... our survey reveals that many politicians and voters do not consider giving gifts to voters to be an illegitimate act. In fact, many voters expect or even demand such practices.

... research shows that such practices have problematic consequences. Gift-giving during the campaign makes people forget that MPs are not just sources of patronage but are also supposed to debate legislation and scrutinize government.
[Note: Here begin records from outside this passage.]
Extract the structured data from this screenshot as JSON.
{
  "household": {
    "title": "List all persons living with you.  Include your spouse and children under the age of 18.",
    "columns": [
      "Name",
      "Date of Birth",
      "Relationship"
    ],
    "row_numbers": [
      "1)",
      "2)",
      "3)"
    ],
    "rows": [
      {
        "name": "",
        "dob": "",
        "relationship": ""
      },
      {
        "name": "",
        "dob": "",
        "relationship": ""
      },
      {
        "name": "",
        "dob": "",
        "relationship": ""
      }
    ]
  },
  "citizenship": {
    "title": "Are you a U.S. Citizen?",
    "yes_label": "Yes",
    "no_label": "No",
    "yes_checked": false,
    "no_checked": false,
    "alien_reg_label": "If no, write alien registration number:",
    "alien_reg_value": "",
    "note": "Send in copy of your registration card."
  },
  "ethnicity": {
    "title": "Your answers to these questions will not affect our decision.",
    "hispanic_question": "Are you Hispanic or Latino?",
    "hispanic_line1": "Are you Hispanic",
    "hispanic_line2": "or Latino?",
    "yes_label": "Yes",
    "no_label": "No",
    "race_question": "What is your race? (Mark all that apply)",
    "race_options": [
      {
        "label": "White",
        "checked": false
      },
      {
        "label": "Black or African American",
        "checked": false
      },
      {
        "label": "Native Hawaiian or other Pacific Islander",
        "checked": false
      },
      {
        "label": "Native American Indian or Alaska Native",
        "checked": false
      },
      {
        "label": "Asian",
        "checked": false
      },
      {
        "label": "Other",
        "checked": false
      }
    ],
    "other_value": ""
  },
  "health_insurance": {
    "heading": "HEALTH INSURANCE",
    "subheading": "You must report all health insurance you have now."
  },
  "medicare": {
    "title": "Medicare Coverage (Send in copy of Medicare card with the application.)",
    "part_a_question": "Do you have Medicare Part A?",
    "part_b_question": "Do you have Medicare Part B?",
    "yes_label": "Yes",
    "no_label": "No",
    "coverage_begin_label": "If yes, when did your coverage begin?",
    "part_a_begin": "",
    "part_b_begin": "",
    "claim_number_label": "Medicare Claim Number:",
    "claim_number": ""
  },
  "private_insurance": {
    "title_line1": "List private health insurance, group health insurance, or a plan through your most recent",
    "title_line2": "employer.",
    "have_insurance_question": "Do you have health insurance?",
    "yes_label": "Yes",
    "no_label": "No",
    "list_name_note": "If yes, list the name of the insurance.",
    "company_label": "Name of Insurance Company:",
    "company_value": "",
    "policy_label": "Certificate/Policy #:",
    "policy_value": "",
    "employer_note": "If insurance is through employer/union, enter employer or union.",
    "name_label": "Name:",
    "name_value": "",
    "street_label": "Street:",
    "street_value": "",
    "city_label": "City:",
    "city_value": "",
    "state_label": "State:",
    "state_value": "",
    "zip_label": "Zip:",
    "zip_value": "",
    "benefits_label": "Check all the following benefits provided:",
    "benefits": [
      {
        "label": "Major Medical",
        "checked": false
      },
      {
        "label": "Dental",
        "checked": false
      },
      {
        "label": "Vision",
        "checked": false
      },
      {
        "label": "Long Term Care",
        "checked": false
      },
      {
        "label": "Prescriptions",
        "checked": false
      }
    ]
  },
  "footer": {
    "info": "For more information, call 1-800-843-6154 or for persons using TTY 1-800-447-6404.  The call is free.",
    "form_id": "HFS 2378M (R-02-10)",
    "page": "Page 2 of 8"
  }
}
It encourages voters to judge a politician’s performance by what Americans call “pork”: whether they have built a clinic or paid for school fees in someone’s home town. 
And that has unhealthy consequences for accountability, because it encourages voters to turn a blind eye to where the money to fund these activities has come from.

Math can be dangerous

... especially when you're counting ballots in a country where the president doesn't want to lose.

From Reuters:
The head of Gambia's electoral commission has fled to Senegal due to threats to his safety after declaring that President Yahya Jammeh lost last month's election, a defeat the ruler has refused to accept.

Tuesday, January 3, 2017

Dueling claims about Boko Haram stronghold - either Sambisa forest was captured or it wasn't

From Reuters last week:
A man purporting to be the leader of Nigerian Islamist militant group Boko Haram, Abubakar Shekau, denied the jihadist group has been pushed out of its stronghold in the Sambisa forest, but the army said the base had been captured.
President Muhammadu Buhari on Saturday said Boko Haram's last enclave in the forest, a former game reserve in northeastern Nigeria, had been captured in the "final crushing" of the group.
Reuters has been unable to independently verify that the area was captured.
"We are safe. We have not been flushed out of anywhere," the man identifying himself as Shekau said in a video ... "If you indeed crushed us, how can you see me like this? How many times have you killed us in your bogus death?" ...
Nigeria's military has in recent years said it has killed or wounded Shekau on multiple occasions. 
Such statements have often swiftly been followed by video denials by someone who says he is Shekau, but poor footage makes it hard to confirm if the person is the same man as in previous videos. ...
Here's some evidence from Niger that might support the Nigerian government's claims:
Dozens of Boko Haram fighters have given themselves up to authorities in southern Niger, the interior minister said, days after the Islamist group suffered key losses over the border in Nigeria.
Although the Sambisa forest isn't very close to the Niger border, so maybe the events are unrelated (see map).

Gambia election follow-up: ECOWAS forces on alert

From Reuters:
Gambian leader Yahya Jammeh accused West African regional body ECOWAS of declaring war, after it said it was putting forces on alert in case he refused to step down at the end of his mandate this month. ...

Tuesday, December 20, 2016

2016 Elections round-up and 2017 elections prelude

2016 was a big year for elections in ECOWAS countries:

  • Benin, Cape Verde, Gambia, Ghana, and Niger had presidential elections. Only in Cape Verde and Niger did an incumbent win (unless you believe Jammeh in Gambia that he should have won as well). 
  • Cape Verde, Côte d'Ivoire, Ghana, Niger, and Nigeria had parliamentary elections.
  • Cote d'Ivoire and Senegal both had constitutional referenda. 
  • Nigeria had gubernatorial and local elections, and Niger had local elections. 
2017 has fewer elections planned for ECOWAS countries:
  • Liberia has a presidential election in October and a constitutional referendum planned. 
  • Gambia has a parliamentary election in April (and a disputed presidential inauguration in January)
  • Senegal and Sierra Leone have general elections. 
  • Guinea and Niger have local elections.